As with all forms of marketing output, your website should convey your wider company branding. In terms of copy, this means that if your brand features a narrative/ conversational style, then your articles should follow suit. Likewise, if your company has a more serious or straight-laced style, then the tone of your work should match. In terms of Pitch, this could be interpreted as ensuring that your site and other sales tools are aligned.

Speed of customer journey

When discussing speed in terms of Voice, the emphasis is in keeping yourself understandable. Getting nervous and speaking so fast that no one understands, rarely sets a good impression. This is one area where onsite content is the opposite of traditional Voice. Internet users (both business and recreationally) are looking to gain access to the information they are looking for, as quickly as possible. So keep your writing concise and use elements such as H2 Tags to make navigation easier for the reader.

Volume

The online translation of this one relates to sharing your content. This can be through social media or other forms of outreach. The “louder” you spread your news, the more likely you are to attract users to your website.

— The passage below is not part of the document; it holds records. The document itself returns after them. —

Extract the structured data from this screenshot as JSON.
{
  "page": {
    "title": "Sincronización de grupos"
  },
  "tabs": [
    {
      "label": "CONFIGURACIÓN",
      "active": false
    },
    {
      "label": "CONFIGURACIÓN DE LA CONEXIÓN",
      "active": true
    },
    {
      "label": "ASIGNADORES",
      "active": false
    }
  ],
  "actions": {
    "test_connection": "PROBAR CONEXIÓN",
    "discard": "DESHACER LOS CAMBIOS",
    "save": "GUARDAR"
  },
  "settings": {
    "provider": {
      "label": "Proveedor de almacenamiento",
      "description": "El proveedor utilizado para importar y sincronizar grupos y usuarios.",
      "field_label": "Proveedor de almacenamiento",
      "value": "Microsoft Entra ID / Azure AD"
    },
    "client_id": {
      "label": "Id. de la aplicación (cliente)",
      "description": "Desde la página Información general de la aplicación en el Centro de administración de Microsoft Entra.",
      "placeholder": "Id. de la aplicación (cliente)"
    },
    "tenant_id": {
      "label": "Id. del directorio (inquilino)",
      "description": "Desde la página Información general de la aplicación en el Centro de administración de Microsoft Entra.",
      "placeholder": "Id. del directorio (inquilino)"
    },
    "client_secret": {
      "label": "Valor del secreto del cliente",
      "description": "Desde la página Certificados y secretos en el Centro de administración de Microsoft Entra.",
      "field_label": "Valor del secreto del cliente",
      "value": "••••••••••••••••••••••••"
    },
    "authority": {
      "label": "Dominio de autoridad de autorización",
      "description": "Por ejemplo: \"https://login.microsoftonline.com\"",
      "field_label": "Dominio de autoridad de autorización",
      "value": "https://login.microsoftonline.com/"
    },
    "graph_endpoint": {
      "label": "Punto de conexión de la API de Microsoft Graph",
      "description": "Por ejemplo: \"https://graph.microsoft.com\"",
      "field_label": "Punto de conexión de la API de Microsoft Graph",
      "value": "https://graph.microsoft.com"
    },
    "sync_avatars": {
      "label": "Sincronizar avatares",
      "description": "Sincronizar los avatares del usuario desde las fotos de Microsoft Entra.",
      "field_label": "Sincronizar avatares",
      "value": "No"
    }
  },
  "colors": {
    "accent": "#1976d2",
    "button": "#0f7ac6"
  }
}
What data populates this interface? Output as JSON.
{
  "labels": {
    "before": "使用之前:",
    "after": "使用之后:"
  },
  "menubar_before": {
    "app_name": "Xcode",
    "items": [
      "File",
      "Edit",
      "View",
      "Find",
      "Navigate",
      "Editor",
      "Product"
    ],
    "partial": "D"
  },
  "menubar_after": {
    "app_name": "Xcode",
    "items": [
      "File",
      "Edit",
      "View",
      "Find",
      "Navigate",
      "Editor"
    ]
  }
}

As the HLC article concludes, it can often boil down to practising when it comes to honing your online content “Voice”. Try using different techniques to spread your message or create a blog, where a separate tone of voice may open up conversations that you couldn’t have on your main site.